- **Task instructions**: Report the number of lines in the entries below that include the word "this", and nothing else.

BEGIN

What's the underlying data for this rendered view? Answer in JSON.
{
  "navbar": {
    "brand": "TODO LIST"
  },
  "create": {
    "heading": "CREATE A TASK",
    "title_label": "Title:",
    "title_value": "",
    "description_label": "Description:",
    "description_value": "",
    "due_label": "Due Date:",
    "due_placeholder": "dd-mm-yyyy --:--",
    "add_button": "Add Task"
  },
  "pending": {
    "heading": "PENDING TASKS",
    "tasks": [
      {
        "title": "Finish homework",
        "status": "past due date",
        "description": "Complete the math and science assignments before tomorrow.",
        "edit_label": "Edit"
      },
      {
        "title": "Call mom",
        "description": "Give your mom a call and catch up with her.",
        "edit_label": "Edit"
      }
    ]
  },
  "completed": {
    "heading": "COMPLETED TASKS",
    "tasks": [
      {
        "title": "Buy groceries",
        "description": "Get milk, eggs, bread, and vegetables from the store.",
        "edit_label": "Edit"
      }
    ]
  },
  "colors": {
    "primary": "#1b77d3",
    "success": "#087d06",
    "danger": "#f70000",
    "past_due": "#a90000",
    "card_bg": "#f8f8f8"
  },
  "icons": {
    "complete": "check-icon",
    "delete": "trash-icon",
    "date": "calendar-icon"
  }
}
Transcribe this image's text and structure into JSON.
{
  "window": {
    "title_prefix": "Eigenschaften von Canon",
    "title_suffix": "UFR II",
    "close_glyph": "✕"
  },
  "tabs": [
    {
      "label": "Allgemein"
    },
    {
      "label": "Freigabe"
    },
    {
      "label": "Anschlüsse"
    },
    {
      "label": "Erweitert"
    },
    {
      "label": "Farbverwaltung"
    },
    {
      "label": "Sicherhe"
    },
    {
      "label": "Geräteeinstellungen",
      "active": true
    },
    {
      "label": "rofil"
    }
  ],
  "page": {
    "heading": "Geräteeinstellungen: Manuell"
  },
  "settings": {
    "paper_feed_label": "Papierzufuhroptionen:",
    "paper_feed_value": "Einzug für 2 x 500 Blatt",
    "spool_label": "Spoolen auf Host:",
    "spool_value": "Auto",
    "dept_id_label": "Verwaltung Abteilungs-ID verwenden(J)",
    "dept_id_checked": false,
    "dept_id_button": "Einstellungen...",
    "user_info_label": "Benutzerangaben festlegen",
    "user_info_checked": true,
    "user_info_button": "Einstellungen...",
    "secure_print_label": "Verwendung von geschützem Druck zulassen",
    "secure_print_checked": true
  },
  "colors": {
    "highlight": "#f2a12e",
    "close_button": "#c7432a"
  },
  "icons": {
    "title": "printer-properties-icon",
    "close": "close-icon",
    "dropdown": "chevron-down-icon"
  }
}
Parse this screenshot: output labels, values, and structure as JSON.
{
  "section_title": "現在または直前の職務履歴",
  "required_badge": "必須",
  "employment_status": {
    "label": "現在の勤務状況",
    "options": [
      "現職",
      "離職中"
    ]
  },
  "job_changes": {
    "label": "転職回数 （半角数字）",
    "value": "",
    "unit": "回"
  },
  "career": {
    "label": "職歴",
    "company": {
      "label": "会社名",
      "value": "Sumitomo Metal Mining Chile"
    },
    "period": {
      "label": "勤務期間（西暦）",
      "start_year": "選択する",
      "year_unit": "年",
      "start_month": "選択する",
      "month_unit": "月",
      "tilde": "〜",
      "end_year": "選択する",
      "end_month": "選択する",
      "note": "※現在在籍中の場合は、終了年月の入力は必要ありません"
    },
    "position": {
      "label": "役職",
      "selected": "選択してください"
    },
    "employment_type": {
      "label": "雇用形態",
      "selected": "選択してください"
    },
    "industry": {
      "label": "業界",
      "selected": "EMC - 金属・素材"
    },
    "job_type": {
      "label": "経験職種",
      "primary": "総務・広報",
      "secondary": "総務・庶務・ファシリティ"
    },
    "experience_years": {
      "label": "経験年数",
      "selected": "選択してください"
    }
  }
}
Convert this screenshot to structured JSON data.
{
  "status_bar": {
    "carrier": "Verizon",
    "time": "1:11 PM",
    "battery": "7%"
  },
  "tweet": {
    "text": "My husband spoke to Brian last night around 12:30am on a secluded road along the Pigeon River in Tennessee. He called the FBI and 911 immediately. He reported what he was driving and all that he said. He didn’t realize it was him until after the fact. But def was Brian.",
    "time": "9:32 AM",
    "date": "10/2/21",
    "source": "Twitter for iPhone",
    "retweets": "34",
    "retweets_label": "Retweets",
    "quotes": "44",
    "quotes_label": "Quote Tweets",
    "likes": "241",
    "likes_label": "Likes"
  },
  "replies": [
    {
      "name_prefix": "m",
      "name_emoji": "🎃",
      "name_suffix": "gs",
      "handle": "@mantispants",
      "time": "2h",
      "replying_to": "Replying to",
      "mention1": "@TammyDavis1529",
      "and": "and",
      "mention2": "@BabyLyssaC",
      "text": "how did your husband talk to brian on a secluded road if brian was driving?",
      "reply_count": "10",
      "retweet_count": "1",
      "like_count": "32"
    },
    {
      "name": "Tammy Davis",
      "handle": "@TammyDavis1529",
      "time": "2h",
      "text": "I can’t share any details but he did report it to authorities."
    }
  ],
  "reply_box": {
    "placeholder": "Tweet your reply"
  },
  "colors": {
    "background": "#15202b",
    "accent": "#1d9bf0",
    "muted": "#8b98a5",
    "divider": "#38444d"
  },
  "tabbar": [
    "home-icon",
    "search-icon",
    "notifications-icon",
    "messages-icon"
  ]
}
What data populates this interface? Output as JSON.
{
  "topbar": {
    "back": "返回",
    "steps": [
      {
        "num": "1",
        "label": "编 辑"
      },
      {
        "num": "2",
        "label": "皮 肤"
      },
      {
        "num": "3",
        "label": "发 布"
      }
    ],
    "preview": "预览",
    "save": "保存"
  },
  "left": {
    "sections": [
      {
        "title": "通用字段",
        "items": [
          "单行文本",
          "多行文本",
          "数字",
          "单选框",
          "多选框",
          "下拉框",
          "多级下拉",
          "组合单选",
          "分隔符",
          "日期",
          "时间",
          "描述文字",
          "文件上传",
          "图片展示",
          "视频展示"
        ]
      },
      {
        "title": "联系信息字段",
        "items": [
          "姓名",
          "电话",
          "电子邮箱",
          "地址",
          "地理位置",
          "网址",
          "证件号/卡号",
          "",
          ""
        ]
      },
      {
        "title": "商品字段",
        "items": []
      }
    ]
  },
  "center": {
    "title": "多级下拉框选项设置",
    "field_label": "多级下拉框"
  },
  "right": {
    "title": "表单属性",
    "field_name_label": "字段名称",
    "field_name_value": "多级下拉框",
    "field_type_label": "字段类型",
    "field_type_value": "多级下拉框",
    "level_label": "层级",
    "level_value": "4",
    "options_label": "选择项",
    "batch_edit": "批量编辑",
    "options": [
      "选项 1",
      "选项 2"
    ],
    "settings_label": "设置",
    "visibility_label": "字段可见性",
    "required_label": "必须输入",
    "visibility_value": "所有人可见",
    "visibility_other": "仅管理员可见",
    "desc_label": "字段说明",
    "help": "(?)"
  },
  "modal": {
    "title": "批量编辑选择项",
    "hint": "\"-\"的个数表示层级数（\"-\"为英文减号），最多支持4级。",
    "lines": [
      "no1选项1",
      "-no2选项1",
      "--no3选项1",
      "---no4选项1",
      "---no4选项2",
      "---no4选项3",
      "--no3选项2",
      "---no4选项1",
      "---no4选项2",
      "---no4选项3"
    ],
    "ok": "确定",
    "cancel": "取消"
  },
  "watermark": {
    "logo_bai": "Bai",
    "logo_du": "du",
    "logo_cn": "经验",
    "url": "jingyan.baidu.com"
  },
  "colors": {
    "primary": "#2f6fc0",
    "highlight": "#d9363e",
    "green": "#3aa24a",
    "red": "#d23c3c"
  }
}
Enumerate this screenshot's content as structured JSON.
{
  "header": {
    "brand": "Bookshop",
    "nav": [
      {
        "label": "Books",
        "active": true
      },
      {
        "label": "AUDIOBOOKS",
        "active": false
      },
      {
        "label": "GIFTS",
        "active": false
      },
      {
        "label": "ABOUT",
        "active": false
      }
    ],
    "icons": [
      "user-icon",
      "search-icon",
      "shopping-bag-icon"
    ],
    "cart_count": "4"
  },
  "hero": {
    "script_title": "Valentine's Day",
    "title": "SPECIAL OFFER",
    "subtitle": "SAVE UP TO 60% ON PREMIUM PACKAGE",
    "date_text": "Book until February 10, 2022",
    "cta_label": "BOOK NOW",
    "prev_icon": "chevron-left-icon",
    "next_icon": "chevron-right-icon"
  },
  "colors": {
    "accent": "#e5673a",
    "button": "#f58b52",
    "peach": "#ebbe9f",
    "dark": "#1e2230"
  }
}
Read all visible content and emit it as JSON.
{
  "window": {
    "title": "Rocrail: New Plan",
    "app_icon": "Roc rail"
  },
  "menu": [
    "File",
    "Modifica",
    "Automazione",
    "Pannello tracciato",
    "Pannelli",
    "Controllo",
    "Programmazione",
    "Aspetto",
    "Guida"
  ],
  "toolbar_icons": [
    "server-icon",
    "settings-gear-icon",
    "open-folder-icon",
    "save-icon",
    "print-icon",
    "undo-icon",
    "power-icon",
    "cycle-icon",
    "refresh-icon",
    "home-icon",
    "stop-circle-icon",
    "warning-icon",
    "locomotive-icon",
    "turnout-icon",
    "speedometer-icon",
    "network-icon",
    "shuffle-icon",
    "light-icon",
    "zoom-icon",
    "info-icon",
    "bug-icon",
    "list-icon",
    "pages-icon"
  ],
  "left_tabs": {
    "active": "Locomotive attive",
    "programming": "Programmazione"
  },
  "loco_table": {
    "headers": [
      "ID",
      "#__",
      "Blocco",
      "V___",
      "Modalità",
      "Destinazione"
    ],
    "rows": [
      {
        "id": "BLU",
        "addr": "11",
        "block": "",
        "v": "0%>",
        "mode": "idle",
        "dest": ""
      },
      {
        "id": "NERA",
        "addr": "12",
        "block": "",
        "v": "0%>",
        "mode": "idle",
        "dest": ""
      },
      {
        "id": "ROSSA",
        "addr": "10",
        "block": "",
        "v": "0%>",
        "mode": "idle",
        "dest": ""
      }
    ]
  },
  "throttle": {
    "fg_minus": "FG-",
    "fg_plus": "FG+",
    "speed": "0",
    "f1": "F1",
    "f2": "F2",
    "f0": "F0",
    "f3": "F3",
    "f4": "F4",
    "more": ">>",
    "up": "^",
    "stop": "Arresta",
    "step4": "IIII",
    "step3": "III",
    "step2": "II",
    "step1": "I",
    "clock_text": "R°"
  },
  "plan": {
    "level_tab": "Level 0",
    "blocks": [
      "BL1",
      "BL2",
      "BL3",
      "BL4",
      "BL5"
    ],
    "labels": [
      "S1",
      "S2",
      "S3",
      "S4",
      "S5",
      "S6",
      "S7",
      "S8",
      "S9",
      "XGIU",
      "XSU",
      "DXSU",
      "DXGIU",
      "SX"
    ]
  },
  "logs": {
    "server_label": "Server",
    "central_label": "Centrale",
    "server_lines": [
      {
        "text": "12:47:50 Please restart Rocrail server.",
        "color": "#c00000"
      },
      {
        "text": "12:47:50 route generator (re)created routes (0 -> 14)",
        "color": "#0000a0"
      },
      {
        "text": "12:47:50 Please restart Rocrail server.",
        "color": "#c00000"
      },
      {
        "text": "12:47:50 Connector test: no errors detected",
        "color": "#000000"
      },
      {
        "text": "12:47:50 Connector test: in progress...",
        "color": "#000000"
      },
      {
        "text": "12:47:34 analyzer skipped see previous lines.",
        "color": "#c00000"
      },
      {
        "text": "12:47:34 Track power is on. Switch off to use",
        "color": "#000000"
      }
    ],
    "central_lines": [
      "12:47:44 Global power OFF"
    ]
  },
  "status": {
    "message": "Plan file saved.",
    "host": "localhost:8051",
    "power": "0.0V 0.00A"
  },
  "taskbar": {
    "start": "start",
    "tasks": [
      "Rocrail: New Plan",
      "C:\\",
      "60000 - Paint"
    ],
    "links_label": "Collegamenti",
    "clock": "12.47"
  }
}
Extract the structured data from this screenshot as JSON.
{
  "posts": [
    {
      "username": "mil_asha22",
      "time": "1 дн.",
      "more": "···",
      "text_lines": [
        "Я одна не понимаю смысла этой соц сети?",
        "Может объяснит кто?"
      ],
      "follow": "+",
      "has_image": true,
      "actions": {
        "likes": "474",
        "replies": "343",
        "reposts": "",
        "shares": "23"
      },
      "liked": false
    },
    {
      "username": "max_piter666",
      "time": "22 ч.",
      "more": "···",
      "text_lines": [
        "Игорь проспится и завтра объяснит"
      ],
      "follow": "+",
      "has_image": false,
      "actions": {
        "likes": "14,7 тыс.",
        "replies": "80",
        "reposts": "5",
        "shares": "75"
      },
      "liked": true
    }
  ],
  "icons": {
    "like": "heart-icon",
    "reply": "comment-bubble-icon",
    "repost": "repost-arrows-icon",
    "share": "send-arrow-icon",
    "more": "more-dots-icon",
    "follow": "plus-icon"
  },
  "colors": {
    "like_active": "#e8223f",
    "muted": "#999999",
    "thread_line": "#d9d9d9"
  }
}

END

- **Solution to the exercise**: 7